As soon as Alexei crosses the town square, he sees “a small gang of schoolboys” at the foot of the tiny bridge. The six boys range in age from nine to twelve. They’re going home and “talking animatedly about something.” Alexei, who likes children, feels like going over and talking to them. When he comes closer, he sees that each boy has a stone or two in his hand. Another boy, a pale and sickly one, is standing near the fence across the ditch.
Alexei’s fondness for children is influenced by Zosima, who teaches that children are of a purer spirit (like Jesus himself taught). However, the sight of stones in the boys’ hands dispels this notion of children’s perfect innocence. They seem now like predators hunting weak prey.
The boys throw stones at the boy across the ditch, who throws one back at them. One of them, Smurov, retaliates. The cornered boy throws a stone directly at Alexei and hits him in the shoulder. The boys notice that he hit Alexei on purpose, alerting them to the fact that Alexei is a Karamazov. When six more stones shoot out of the group, Alexei steps forward to shield the lone boy from the flying stones. The boys explain that they’re attacking the boy because he’s “a scoundrel” who “stabbed Kolya Krasotkin in class with a penknife.” Krasotkin didn’t want to tell on the boy, but they’ve all agreed that he needs to be beaten up.

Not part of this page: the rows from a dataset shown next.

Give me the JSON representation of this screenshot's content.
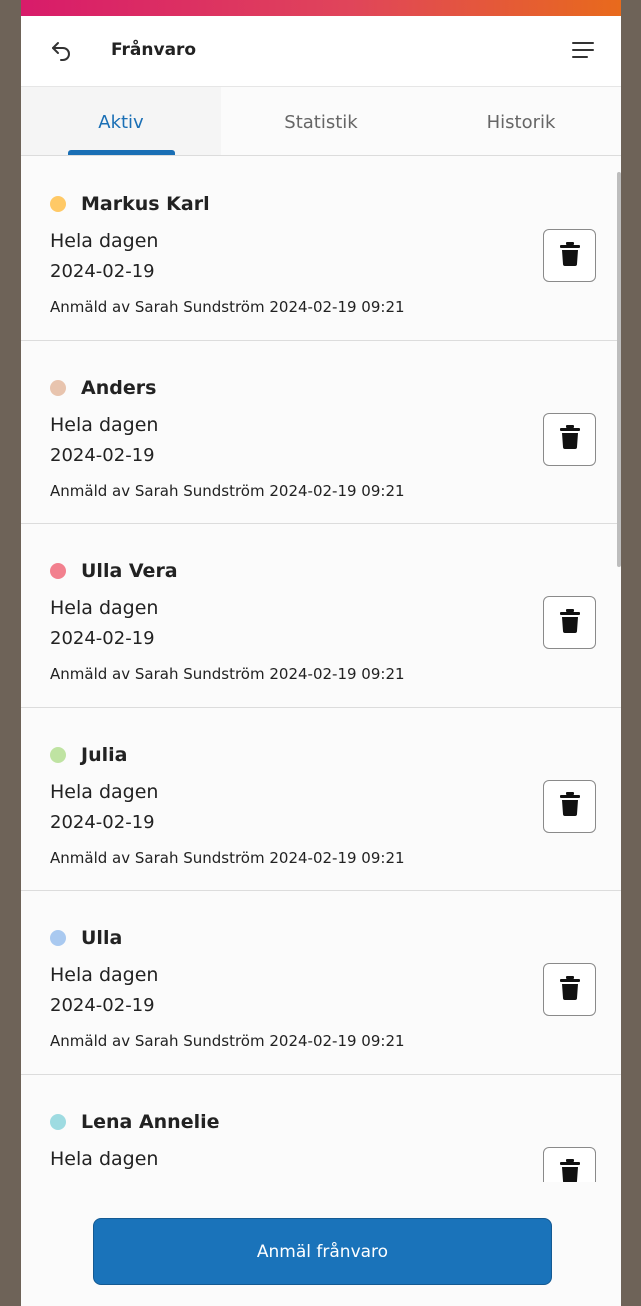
{
  "header": {
    "title": "Frånvaro",
    "back_icon": "back-arrow-icon",
    "menu_icon": "hamburger-menu-icon"
  },
  "tabs": [
    {
      "label": "Aktiv",
      "active": true
    },
    {
      "label": "Statistik",
      "active": false
    },
    {
      "label": "Historik",
      "active": false
    }
  ],
  "colors": {
    "accent": "#1a6fb5",
    "gradient_start": "#d81b6a",
    "gradient_end": "#e86a1c"
  },
  "entries": [
    {
      "name": "Markus Karl",
      "dot_color": "#ffc966",
      "duration": "Hela dagen",
      "date": "2024-02-19",
      "reported": "Anmäld av Sarah Sundström 2024-02-19 09:21"
    },
    {
      "name": "Anders",
      "dot_color": "#e8c4ae",
      "duration": "Hela dagen",
      "date": "2024-02-19",
      "reported": "Anmäld av Sarah Sundström 2024-02-19 09:21"
    },
    {
      "name": "Ulla Vera",
      "dot_color": "#f2808e",
      "duration": "Hela dagen",
      "date": "2024-02-19",
      "reported": "Anmäld av Sarah Sundström 2024-02-19 09:21"
    },
    {
      "name": "Julia",
      "dot_color": "#bfe3a2",
      "duration": "Hela dagen",
      "date": "2024-02-19",
      "reported": "Anmäld av Sarah Sundström 2024-02-19 09:21"
    },
    {
      "name": "Ulla",
      "dot_color": "#a9c9f0",
      "duration": "Hela dagen",
      "date": "2024-02-19",
      "reported": "Anmäld av Sarah Sundström 2024-02-19 09:21"
    },
    {
      "name": "Lena Annelie",
      "dot_color": "#9edbe1",
      "duration": "Hela dagen",
      "date": "",
      "reported": ""
    }
  ],
  "footer": {
    "cta_label": "Anmäl frånvaro"
  }
}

The children know that the boy, Ilyusha, is angry at the Karamazovs because of Dmitri’s abusive treatment of his father. Alexei shields the boy because it’s unfair for six to gang up on one and because he has a tendency to identify with those who are underdogs. The boys, however, have a code of honor that isn’t dissimilar from that of adult men, who would also be likely to retaliate. Their code is also aligned with the Biblical Old Testament’s “eye for an eye” standard.
Another exchange of fire begins, this one “very savage.” The boy across the ditch is hit in the chest, prompting him to cry and run toward the street. The remaining boys call him a “coward” and a “whiskbroom.” The boys notice that the boy has stopped and is looking at Alexei from the hill. Alexei decides to find out from the boy why the others were attacking him. Coming closer, Alexei sees that the boy is pale and malnourished. He stares back at Alexei with large, dark, and angry eyes.

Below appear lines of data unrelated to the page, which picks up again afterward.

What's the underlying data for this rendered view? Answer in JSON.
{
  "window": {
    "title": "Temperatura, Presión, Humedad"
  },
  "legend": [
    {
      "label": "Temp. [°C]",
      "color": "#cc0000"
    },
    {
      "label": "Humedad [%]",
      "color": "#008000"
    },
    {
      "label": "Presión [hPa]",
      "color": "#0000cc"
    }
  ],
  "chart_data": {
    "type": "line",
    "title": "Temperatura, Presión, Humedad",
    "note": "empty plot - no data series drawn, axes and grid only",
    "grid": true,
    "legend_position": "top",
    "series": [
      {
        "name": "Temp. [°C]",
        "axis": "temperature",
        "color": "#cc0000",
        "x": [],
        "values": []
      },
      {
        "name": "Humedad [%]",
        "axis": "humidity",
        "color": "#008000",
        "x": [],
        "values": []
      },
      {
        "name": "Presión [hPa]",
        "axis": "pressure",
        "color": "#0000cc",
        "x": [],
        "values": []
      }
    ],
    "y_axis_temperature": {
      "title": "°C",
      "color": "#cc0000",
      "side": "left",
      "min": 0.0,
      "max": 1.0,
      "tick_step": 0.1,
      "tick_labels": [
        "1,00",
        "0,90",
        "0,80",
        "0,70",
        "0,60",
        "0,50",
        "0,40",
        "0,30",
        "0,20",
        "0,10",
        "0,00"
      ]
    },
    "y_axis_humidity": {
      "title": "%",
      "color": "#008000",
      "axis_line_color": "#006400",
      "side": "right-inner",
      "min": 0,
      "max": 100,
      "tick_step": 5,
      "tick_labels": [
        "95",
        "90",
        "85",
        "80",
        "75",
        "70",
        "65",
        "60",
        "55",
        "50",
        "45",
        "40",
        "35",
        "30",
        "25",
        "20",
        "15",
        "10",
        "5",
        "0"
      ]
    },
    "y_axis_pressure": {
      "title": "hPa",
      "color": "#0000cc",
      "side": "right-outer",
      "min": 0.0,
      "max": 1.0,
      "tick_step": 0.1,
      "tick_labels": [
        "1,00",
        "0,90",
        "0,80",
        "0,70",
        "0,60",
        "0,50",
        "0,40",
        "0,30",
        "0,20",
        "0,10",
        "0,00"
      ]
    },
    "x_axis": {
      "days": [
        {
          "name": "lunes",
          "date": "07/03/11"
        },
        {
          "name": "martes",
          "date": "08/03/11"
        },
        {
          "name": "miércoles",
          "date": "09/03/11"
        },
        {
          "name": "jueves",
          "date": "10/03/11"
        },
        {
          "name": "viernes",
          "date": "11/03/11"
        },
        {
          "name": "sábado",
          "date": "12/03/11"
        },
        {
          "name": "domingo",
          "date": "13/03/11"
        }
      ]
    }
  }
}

The “savage” nature of the rock fight contrasts with the presumed innocence of the boys, as well as the relative helplessness of their prey. The other children call the boy “whiskbroom” to mock his father, who was beaten up by Dmitri and dragged by his beard. The boy’s suffering seems inseparable from that of his family.
Alexei asks the boy if they know each other. The boy cries out to be left alone. Alexei agrees, but then the boy follows him and teases him. The boy then hits him in the back with a stone. When Alexei turns to face the boy and chastise him for attacking people from behind, the boy throws another stone into Alexei’s face. Alexei shields himself and it hits his elbow. The boy is certain that Alexei will retaliate. When he doesn’t, the boy seizes Alexei’s left hand and bites down on his middle finger. When Alexei pulls the finger away, he sees that it’s been bitten down to the bone. Alexei demands to know what he’s done to the boy, who doesn’t answer but bursts into “loud sobs.” He then runs away. Alexei decides that he’ll look for the boy again later, when he has time.
The boy cries out as though Alexei is victimizing him. The boy wants to engage with Alexei to get revenge for his father, but he also wants to assert the feeling that his family has been wronged. The boy’s willingness to hit Alexei in the back is revenge for Dmitri beating up on someone much weaker than himself. When the boy hits Alexei in the face and bites his finger, it’s a demonstration of the courage that he thinks the Karamazovs take for granted. Because Alexei serves as his brothers’ ambassador so often, it makes sense for him to be a stand-in for Dmitri.